While this top rate of 1.82% is only 0.01% higher than the top rate available a month ago, as other providers such as Wesleyan Bank and Hoist Finance and Zenith Bank (the latter two also available via the Raisin UK website) have launched better paying bonds, the average of the top five has increased from 1.75% a month ago, to 1.80% today.

Finally, over five years, UBL is leading the way, either directly or via Raisin UK* with a bond paying 2.05%, the highest 5-year rate since February 2020!
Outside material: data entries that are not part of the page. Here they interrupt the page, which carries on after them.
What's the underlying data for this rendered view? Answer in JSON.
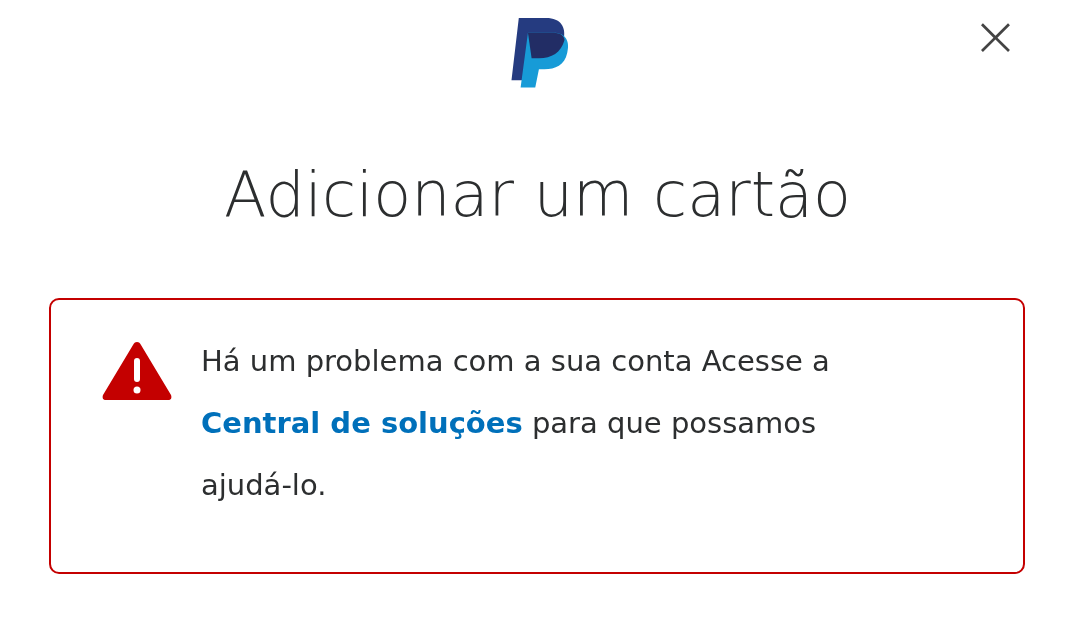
{
  "close": {
    "label": "×"
  },
  "title": "Adicionar um cartão",
  "alert": {
    "kind": "error",
    "text_before": "Há um problema com a sua conta Acesse a",
    "link": "Central de soluções",
    "text_after": "para que possamos ajudá-lo."
  }
}
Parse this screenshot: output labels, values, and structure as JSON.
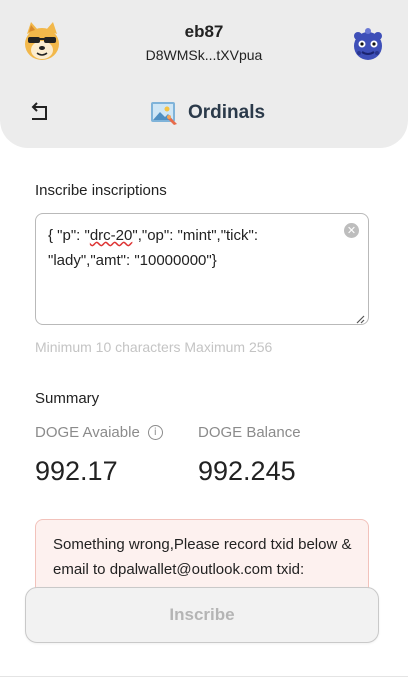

There was also an interesting move from Secure Trust Bank who increased the rate on their current 5 Year Fixed Rate Bond (01.Dec.2026) from 1.90% to 2.01% - but this increase is for all customers that opened this particular issue that was launched on 21st October 2021 – as well as new. A very unusual and generous move from the provider.

Fixed Rate Cash ISAs

Fixed Rate ISAs have been the real star of the show over the last few weeks – with the best buys increasing across the board.

There have been a few contenders jostling for the top spot in the 1-year Fixed Rate ISA table with Paragon, Shawbook Bank and Hampshire Trust Bank battling it out, but Hampshire Trust Bank was the victor with its ISA paying 0.95% AER.

Over two years the increase in the best rate has been a little better and once again Hampshire Trust Bank was right up there. However, over this term they have been beaten by Close Brothers Bank with its latest offering of 1.20% tax free/AER. Only three months ago all of the top five 2-year ISAs were paying less than 1% - now the average is 1.16% AER.

The positive story continues over three years with Secure Trust Bank taking 1st place by once more increasing the rate for both new and existing customers of its 3 Year Fixed Rate Cash ISA (02.Dec.2024). The rate was increased from 1.25% to its current level of 1.35%, knocking UBL from its long-standing top spot.

Secure Trust Bank has made the same move on its 5 Year Fixed Rate Cash ISA (01.Dec.2026) increasing the rate on offer for all customers who have opened this ISA from 1.45% to 1.65% - and again knocking UBL down a peg.

All in all, it’s been an active and positive few weeks in the fixed rate ISA tables.

Variable Rate Cash ISAs

The same can’t really be said for variable rate cash ISAs although as in the easy access table, Shawbrook Bank has pipped the top spot by launching its Easy Access Cash ISA Account Issue 18 paying 0.67% AER – the same rate it is paying on its market leading non ISA easy access account.

So those who are trying to decide whether or not to use their cash ISA allowance don’t need to feel that they are missing out if they decide to do so, as they couldn’t earn any more elsewhere if they go down the easy access route.

That’s it for this week – I hope to bring you a bit more in the way of good news next time. Let’s hope the competition continues. In the meantime keep an eye on our best buy tables.

*We are occasionally paid by some providers if you click through from our Best Buy Tables and open a savings or current account with them. We will never accept a payment that compromises in any way our independent, whole of market approach to providing information on savings products. For clarity we will indicate those companies who remunerate us with an asterisk (*).